## [EXCERPTED DATA]
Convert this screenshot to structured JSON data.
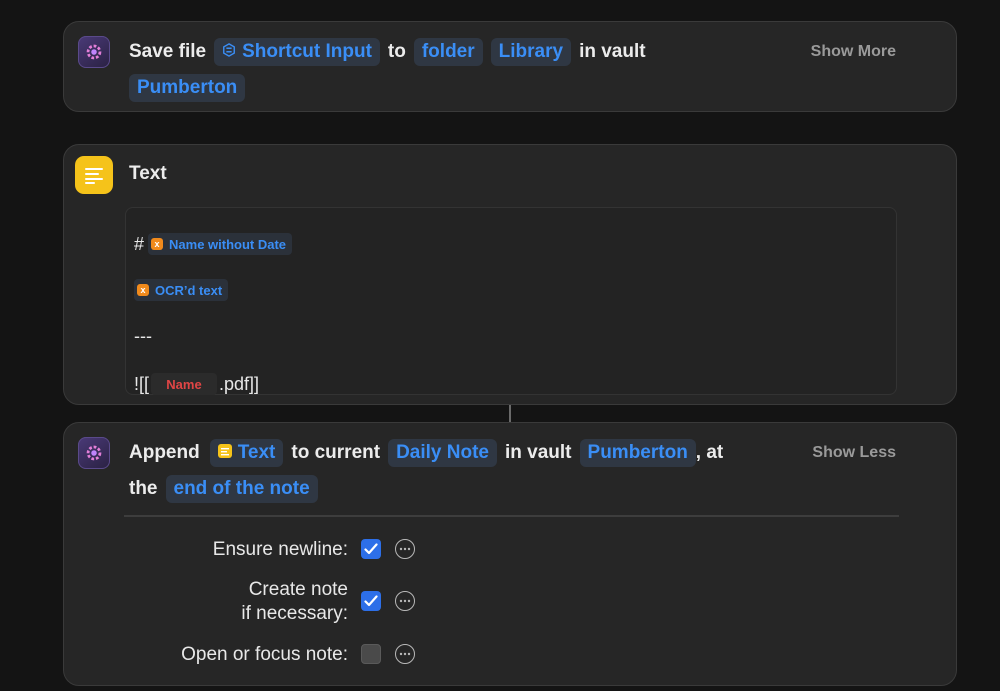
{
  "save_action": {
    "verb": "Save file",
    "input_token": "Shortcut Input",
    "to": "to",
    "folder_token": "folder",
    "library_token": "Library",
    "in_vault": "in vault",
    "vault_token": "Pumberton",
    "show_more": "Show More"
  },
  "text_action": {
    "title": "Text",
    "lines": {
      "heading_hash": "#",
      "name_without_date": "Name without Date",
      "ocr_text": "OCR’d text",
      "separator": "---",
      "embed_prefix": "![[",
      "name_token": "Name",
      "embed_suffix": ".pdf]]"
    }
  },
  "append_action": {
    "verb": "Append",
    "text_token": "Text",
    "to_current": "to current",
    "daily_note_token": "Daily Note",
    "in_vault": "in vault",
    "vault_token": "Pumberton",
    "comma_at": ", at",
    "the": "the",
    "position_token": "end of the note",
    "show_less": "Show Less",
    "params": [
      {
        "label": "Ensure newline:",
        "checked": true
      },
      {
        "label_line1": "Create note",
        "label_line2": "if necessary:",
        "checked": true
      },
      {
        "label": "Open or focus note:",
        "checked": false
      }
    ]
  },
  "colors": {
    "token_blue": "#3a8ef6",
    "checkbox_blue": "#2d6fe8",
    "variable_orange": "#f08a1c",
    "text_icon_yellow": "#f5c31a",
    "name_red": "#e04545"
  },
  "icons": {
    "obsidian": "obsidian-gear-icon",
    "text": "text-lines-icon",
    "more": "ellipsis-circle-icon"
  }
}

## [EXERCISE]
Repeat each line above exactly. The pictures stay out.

## [EXPECTED ANSWER]
Convert this screenshot to structured JSON data.
{
  "save_action": {
    "verb": "Save file",
    "input_token": "Shortcut Input",
    "to": "to",
    "folder_token": "folder",
    "library_token": "Library",
    "in_vault": "in vault",
    "vault_token": "Pumberton",
    "show_more": "Show More"
  },
  "text_action": {
    "title": "Text",
    "lines": {
      "heading_hash": "#",
      "name_without_date": "Name without Date",
      "ocr_text": "OCR’d text",
      "separator": "---",
      "embed_prefix": "![[",
      "name_token": "Name",
      "embed_suffix": ".pdf]]"
    }
  },
  "append_action": {
    "verb": "Append",
    "text_token": "Text",
    "to_current": "to current",
    "daily_note_token": "Daily Note",
    "in_vault": "in vault",
    "vault_token": "Pumberton",
    "comma_at": ", at",
    "the": "the",
    "position_token": "end of the note",
    "show_less": "Show Less",
    "params": [
      {
        "label": "Ensure newline:",
        "checked": true
      },
      {
        "label_line1": "Create note",
        "label_line2": "if necessary:",
        "checked": true
      },
      {
        "label": "Open or focus note:",
        "checked": false
      }
    ]
  },
  "colors": {
    "token_blue": "#3a8ef6",
    "checkbox_blue": "#2d6fe8",
    "variable_orange": "#f08a1c",
    "text_icon_yellow": "#f5c31a",
    "name_red": "#e04545"
  },
  "icons": {
    "obsidian": "obsidian-gear-icon",
    "text": "text-lines-icon",
    "more": "ellipsis-circle-icon"
  }
}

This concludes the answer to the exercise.